Today I bear witness to my 21st obituary in one year and one month. I review the survivors of the deceased young man I only somewhat knew and am suddenly bereft that there will not be a Nathan D. Strickland, III, even though I am not sure if that was ever even a life goal of young Strickland. Or a goal he may have later come to realize for himself had he just been afforded more time, the time granted those who achieve those declining life expectancies in the 70s. But, it’s a legacy now one denied both us and him. I don’t know if I can attend another funeral, pay into another group sending another wreath, write another memory, share another offering of platitude-rich condolence. I am numb. The 20 are already beginning to fade from the rearview of a fast-paced American life; the florets of dandelion seeds floating from my mind.

Will he be one more?

Nathan was more of an associate than a friend, but he always smiled widely when I saw him and hugged me with firm, yet thin arms and was as generous with his kindness as he was his hugs. A musician, an advocate, an emerging leader, a son, a friend, so many titles without a body to bear them now. And, now the world will be lesser and dimmer without the light of his shine. I am lucky. For however brief the moments, I got to experience its sweetness and warming brilliance. I want to experience the warming brilliance of all of those men, all 21 of them now. Right, right now. We needed them when they bore breath. We need them now. We cannot stand to lose any more Black men in the tissue-thin vulnerability of our all-too-fragile communities, not gay, bi, pan, same gender loving, not any of them.

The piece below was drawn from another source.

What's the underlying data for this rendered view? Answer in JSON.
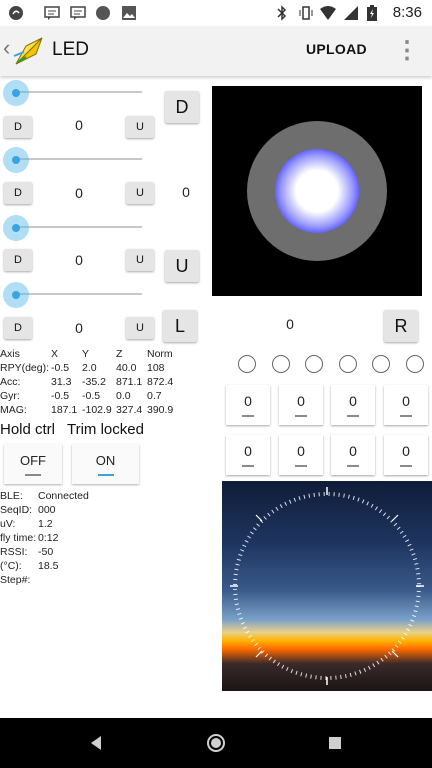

Not one soldier more.

Not another soldier gone.


L. Michael Gipson is a writer, educator, and 24-year advocate for a host of social justice causes, L. Michael Gipson, MS is the co-founder of the Beyond Identities Community Center for LGBTQ youth in Cleveland, the Black Alphabet Film Festival in Chicago, and the Black Bear Brotherhood in Detroit. Currently, Gipson is the Founder and Principal of Faithwalk, LLC and the Urban [W]rites project. A Red Dirt Press author, Gipson serves as Editor-at-Large at and Lead Writer and Co-Producer of the PBS docuseries Indie Soul Journeys.